"This is the complete opposite of that."

6:55: Dangerfield: "My [left] hand slips down Sam's arm. Potentially because of sweat or oil.

"I can't control his landing if I'm directly behind him."

6:50: Dangerfield: "As soon as he sees I'm coming from that direction he changes direction. He the turns in the opposite direction in order to evade the tackle.

"I knew what I was going to do in terms of the way I wanted to tackle him. If I tackled him [below the shoulders] I knew I could bring him down.

"As soon as I'm able to get a decent hold, it's 'hold on as tight as you can'. You pull back, like you're pivoting from the hips.

"I lowered my centre of gravity, and pulled my chest and chin back to reduce what the impact might be on the ground."

6:47: Dangerfield: "My first thought is regathering the ball, it then turned from gathering the ball to laying a tackle. My first reaction is to tackle [Walsh], ping him and as you can see I pull him to ground.

"When I first grabbed him it was on the arms.

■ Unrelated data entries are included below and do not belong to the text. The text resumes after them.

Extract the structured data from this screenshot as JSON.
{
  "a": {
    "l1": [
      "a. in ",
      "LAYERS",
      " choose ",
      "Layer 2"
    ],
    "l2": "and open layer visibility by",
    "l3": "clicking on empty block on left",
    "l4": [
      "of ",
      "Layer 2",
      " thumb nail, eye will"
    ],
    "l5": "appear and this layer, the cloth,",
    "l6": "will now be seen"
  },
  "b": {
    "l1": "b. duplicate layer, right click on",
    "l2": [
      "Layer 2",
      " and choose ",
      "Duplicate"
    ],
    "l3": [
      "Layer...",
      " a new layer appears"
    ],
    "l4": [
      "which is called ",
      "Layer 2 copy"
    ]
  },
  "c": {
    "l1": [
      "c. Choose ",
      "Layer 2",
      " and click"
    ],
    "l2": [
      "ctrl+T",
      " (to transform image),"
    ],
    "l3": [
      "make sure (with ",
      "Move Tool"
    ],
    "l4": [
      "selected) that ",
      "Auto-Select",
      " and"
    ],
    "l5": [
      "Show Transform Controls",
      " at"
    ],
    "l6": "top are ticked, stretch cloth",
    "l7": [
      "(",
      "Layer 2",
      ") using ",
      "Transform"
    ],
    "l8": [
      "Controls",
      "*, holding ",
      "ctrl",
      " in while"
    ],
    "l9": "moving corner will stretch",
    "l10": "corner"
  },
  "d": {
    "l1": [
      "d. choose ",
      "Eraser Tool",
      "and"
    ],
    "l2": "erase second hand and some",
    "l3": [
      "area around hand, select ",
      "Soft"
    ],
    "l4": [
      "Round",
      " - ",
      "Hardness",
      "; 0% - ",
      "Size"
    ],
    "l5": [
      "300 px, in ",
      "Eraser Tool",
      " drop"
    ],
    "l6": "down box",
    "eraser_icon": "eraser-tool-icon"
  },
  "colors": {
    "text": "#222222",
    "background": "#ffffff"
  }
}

I was trying to grab any part of his body within the rules of the game to stop his run.

"I knew I was tackling him from behind. I was conscious of not driving through Sam. Once I grabbed Sam and had a hold of both arms, I looked to pull him back and I tried to slide my legs underneath his to absorb the force. I pulled my chest and chin back to absorb that pressure."

6:44: Dangerfield: I handballed the ball to Mitch Duncan, who fumbled it and Walsh collected the ball before I tackled him. That is the only time in the game where you have absolute clarity, as you have no fatigue.

6:43: A medical report states Walsh was assessed on field but did not require ongoing treatment nor did he miss training in the following days.

Dangerfield will prove evidence.

6:39pm: Following some delay we are underway...

Dangerfield has pled not guilty to the charge of rough conduct. The Cats are arguing that Dangerfield acted reasonably in the circumstances.